Arlington Mayor Barbara Tolbert has implemented social media into her administration, creating Twitter and Facebook accounts that enhance community connectedness. Tolbert is an amateur pilot and the executive director of the Arlington Fly-In, an annual event that attracts thousands of pilots to the Snohomish County town. Photo by Daniel Berman/www.bermanphotos.com

Arlington Mayor Barbara Tolbert has implemented social media into her administration, creating Twitter and Facebook accounts that enhance community connectedness. Tolbert is an amateur pilot and the executive director of the Arlington Fly-In, an annual event that attracts thousands of pilots to the Snohomish County town. Photo by Daniel Berman/www.bermanphotos.com

Arlington Mayor Barbara Tolbert has implemented social media into her administration, creating Twitter and Facebook accounts that enhance community connectedness. Tolbert is an amateur pilot and the executive director of the Arlington Fly-In, an annual event that attracts thousands of pilots to the Snohomish County town. Photo by Daniel Berman/www.bermanphotos.com
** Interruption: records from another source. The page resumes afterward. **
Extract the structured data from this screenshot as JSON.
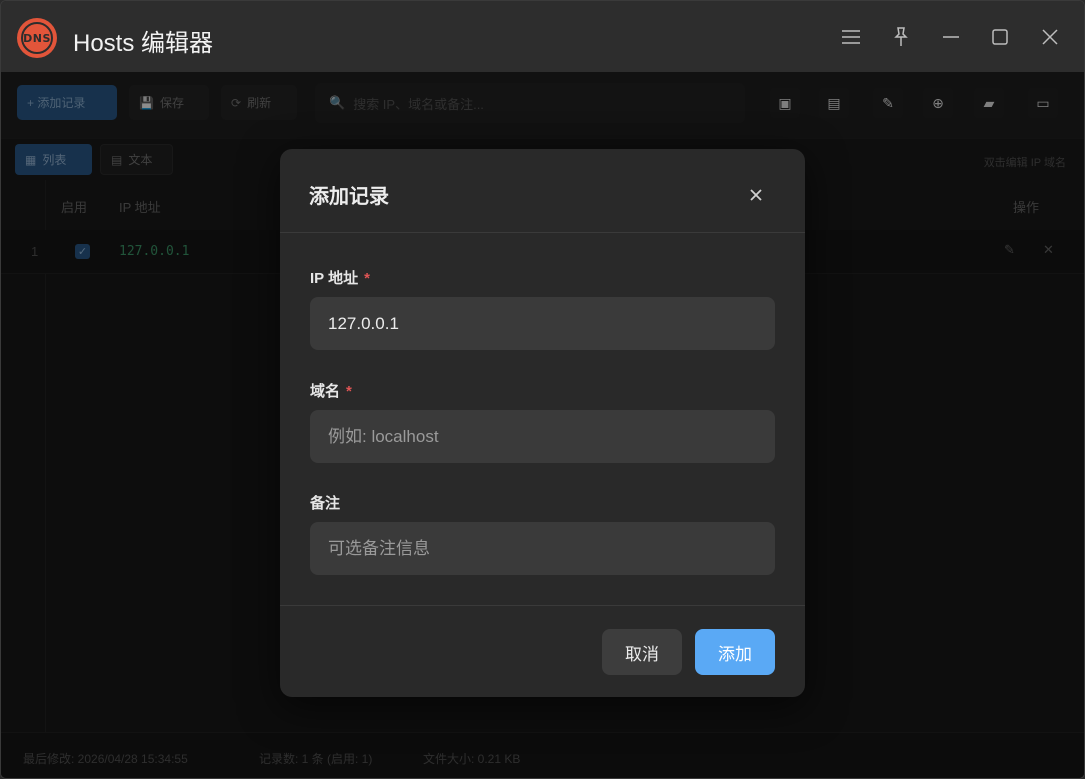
{
  "window": {
    "title": "Hosts 编辑器",
    "logo_text": "DNS"
  },
  "toolbar": {
    "add_label": "+ 添加记录",
    "save_label": "保存",
    "refresh_label": "刷新",
    "search_placeholder": "搜索 IP、域名或备注..."
  },
  "tabs": {
    "list_label": "列表",
    "text_label": "文本",
    "hint": "双击编辑 IP 域名"
  },
  "table": {
    "headers": {
      "enabled": "启用",
      "ip": "IP 地址",
      "actions": "操作"
    },
    "rows": [
      {
        "index": "1",
        "ip": "127.0.0.1"
      }
    ]
  },
  "statusbar": {
    "modified": "最后修改: 2026/04/28 15:34:55",
    "records": "记录数: 1 条 (启用: 1)",
    "filesize": "文件大小: 0.21 KB"
  },
  "dialog": {
    "title": "添加记录",
    "ip_label": "IP 地址",
    "ip_value": "127.0.0.1",
    "domain_label": "域名",
    "domain_placeholder": "例如: localhost",
    "note_label": "备注",
    "note_placeholder": "可选备注信息",
    "required_mark": "*",
    "cancel_label": "取消",
    "add_label": "添加"
  },
  "colors": {
    "accent": "#5aa9f5",
    "logo": "#e2553a",
    "required": "#e05555"
  }
}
Arlington Mayor Barbara Tolbert has implemented social media into her administration, creating Twitter and Facebook accounts that enhance community connectedness. Tolbert is an amateur pilot and the executive director of the Arlington Fly-In, an annual event that attracts thousands of pilots to the Snohomish County town. Photo by Daniel Berman/www.bermanphotos.com

The next week, another assignment for the same issue came through and I photographed City of Seattle Director of Electronic Communications Sabra Schneider at her offices overlooking downtown Seattle. Sabra and her team are working to find more ways to put more data online, so that city residents can access the data that is publicly available to them. It’s an interesting new time for the city and I think it’s great that they are embracing new mediums to keep transparency on the up and up.

Sabra Schneider is the Director of Electronic Communications for the City of Seattle, where she has helped lead efforts to put more public data online, which proponents say promotes transparency and empowers citizens. Photographed Jan. 21 at Seattle Municipal Tower and Seattle City Hall by Daniel Berman/www.bermanphotos.com

Sabra Schneider is the Director of Electronic Communications for the City of Seattle, where she has helped lead efforts to put more public data online, which proponents say promotes transparency and empowers citizens. Photographed Jan. 21 at Seattle Municipal Tower and Seattle City Hall by Daniel Berman/www.bermanphotos.com

Tip of the hat to my friend Kai-Huei Yau who shot a story in Walla Walla as part of the same issue on page 16.

Thanks for looking,

Daniel

Seahawks Super Bowl Victory Parade | Seattle editorial photographer

Well, about 700,000 of the Seahawk’s closest friends jammed into downtown Seattle and the stadium district to get a glimpse at their favorite players and coaches rolling by in today’s Super Bowl Victory Parade. The weather hovered in the mid-20s for most of the morning, though sunshine was a welcome respite by the time the parade began. The cheering crowds who endured the weather and wait were screaming their hearts out, and it just felt like an amazing moment for everyone in the city to come together and witness this historic day. Go Hawks!

Superbowlparade-SeattleSeahawks-victory-feb5-19

Click to view (more…)

Follow

Get every new post delivered to your Inbox.